"Rachel Urquhart paints a fascinating, complex portrait of Shaker culture in early America. An unexpected coming of age story, a suspenseful mystery. But what makes The Visionist particularly engaging is its thoughtful examination of the nature of good and evil, and our struggle to recognize it in ourselves and in others."—Eowyn Ivey, New York Times bestselling author of The Snow Child
"Urquhart captures in exquisite detail the cruel demands of grueling poverty in 1840s New England, and, by contrast, the orderly Shaker community... She layers The Visionist with many startling moments, from the chorus of consoling angels that come to Polly when her father visits her bed at night, to the lengths to which ways her courageous mother goes to protect her...And in the course of her lyrically written tale, she offers a fresh view of this mysterious religious sect." -National Public Radio
"Urquhart has created a world rich in details and vibrant in its historical dimensions...Urquhart captures how the Shakers live, dance, dine, garden, heal and worship, but she also has a genuine feel for her characters' longings and devotion...The true virtue of this story is the meditative consideration of the value of hardship and the transformative nature of ecstasy. Like Marilynne Robinson's Gilead and Edward P. Jones's The Known World, The Visionist aspires to illuminate our understanding of faith, resilience, shame and forgiveness." - Amber Dermont, New York Times
"The Visionist reads in parts like a Victorian thriller...but [it] is more than a mystery. Ms. Urquhart also takes a close look at the notions of justice, faith and morality that prevailed at the time and the struggles of those trying to live 'pure' lives...In a painstakingly researched novel framed by a suspenseful plot, Ms. Urquhart gives the reader an intriguing glimpse behind these doors." - The Wall Street Journal
"Beautifully written in the language and style of the 1840s, "The Visionist" is a fascinating story detailing an often overlooked religious sect: the Shakers."-The Gazette (Iowa City)
"A daring novel of secrets, revelations, and redemption...Rachel Urquhart's engrossing first novel...sparks a story of guild, greed, friendship, and fanatical piety in 19th-century Massachusetts." -O, the Oprah Magazine
"Rich with history and mystical intrigue, Urquhart's American gothic is capable of sending chills across your skin one moment, then warming your heart the next...The story is as eerie as it is heartrending, weighing miracle against coincidence, deviation against sincerity, with the remnants of one rural family hanging in the balance.

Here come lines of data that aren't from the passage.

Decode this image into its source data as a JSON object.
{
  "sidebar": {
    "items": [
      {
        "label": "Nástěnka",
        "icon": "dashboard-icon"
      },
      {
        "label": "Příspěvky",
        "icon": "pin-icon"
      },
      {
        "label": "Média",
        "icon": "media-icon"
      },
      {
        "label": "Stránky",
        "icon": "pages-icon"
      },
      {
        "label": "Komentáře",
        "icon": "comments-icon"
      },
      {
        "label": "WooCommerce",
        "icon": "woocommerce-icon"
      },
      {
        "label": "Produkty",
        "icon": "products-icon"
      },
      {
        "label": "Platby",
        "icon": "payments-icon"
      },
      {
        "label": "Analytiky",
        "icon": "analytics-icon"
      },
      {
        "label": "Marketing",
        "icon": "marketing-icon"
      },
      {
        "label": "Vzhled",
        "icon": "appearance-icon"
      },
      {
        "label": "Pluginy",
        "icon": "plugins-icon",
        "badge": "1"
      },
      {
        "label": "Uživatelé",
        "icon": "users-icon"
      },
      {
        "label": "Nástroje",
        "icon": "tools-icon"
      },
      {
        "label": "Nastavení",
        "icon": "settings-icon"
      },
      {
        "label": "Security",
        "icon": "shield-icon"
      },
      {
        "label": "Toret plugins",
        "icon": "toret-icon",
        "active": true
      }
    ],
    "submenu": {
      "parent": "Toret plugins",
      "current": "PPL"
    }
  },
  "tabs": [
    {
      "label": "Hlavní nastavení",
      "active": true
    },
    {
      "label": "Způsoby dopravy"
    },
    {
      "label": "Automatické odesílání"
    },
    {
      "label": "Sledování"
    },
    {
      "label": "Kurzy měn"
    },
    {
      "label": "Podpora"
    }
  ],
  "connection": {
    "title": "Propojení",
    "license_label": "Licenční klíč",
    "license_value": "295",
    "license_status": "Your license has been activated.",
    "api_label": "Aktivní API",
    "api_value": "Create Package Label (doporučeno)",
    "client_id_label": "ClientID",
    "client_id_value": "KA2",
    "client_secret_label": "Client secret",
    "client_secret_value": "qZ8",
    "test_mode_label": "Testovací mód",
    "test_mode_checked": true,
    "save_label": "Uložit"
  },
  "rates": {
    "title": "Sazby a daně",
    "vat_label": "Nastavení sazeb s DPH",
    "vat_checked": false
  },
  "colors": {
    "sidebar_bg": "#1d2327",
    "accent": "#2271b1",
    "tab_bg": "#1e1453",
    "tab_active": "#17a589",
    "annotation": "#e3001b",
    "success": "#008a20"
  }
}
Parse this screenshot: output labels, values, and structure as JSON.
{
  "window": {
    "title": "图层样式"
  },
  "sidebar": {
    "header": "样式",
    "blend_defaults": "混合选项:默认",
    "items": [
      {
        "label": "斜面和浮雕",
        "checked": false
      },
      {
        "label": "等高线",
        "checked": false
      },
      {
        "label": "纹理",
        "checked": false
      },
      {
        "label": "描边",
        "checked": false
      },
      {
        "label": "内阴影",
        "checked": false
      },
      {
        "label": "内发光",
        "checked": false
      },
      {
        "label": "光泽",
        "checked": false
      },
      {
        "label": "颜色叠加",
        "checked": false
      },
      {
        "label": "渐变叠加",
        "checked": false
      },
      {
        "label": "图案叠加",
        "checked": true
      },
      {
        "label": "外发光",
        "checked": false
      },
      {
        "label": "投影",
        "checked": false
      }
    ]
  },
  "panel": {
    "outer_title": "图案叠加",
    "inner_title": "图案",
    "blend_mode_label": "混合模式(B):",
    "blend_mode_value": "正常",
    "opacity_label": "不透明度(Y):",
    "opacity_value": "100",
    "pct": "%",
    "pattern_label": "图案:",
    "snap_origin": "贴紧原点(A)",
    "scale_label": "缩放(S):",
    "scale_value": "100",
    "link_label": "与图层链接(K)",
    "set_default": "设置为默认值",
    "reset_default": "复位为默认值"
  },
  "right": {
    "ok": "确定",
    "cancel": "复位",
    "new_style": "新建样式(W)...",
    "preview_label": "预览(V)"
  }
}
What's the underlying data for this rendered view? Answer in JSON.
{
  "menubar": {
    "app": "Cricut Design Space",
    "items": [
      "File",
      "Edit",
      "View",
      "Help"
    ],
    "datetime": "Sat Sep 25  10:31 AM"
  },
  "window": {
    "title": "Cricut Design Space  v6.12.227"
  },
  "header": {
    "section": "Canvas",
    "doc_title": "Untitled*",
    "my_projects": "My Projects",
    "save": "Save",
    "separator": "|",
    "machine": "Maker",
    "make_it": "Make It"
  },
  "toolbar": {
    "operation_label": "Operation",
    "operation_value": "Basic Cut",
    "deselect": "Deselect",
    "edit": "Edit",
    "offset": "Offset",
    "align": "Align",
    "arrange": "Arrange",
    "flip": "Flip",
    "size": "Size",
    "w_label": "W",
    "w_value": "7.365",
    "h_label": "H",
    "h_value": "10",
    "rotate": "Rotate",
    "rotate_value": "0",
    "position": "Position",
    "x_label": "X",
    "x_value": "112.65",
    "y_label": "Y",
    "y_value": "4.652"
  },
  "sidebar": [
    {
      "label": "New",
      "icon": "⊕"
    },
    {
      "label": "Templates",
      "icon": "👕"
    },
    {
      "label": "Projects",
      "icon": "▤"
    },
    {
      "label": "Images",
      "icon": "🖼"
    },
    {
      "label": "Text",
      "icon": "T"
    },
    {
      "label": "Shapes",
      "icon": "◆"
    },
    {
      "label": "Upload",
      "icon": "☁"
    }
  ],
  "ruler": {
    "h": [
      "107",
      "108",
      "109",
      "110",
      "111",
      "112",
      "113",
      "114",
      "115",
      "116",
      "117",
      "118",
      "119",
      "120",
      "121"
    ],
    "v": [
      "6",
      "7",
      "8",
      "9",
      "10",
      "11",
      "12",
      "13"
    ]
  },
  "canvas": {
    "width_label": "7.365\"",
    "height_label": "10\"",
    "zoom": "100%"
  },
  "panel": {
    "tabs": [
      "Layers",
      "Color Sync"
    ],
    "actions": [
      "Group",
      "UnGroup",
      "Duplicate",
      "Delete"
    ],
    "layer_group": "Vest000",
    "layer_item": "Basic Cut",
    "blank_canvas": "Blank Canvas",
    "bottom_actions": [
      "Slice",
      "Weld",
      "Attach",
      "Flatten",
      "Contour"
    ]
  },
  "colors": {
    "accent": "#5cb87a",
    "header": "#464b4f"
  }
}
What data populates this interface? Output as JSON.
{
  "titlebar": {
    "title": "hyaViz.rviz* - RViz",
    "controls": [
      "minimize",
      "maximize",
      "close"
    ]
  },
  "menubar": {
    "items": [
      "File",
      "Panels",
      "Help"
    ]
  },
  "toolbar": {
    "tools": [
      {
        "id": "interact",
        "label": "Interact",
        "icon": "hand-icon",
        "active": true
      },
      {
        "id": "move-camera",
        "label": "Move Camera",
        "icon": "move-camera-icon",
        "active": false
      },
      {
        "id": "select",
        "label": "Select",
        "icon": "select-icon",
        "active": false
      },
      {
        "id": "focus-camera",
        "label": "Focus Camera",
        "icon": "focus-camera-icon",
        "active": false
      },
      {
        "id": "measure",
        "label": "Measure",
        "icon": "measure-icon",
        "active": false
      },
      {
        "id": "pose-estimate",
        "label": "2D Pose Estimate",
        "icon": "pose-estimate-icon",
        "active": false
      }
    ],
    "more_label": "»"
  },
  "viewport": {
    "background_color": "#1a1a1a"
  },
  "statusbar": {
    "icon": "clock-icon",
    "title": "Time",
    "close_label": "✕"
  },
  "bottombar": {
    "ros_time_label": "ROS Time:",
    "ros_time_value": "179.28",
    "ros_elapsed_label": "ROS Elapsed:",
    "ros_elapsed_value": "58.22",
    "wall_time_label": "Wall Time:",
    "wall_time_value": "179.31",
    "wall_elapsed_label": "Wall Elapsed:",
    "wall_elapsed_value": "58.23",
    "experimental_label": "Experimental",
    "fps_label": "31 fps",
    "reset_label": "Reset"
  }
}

The Visionist will have you holding your breath until the final, magnificent revelation." - Shelf Awareness (Starred Review)
"Rachel Urquhart's shatteringly original debut transports readers...The Visionist is told in three eloquent voices, Polly, Sister Charity and Simon Pryor, all blazingly alive, each walking a high-wire act of moral choices...writing so rich, so detailed, that you not only come to care for all the characters deeply, you also become so immersed in the world of the Shakers, you can almost feel the floor moving as they stomp in ecstatic dance. Part mystery and part thriller, The Visionist is also a shimmering exploration of identity." -San Francisco Chronicle
"A simmering, brooding novel...[Urquhart] delivers a book perfectly suited to curling up with by the hearth...Both the era and the culture are deeply explored, as is the psyche of a tormented girl for whom it seems there is no safe haven." - The New York Daily News
"Written in sparsely beautiful prose, Urquhart's novel is like reading Edith Wharton, the mood dark and subdued." - Curled Up With a Good Book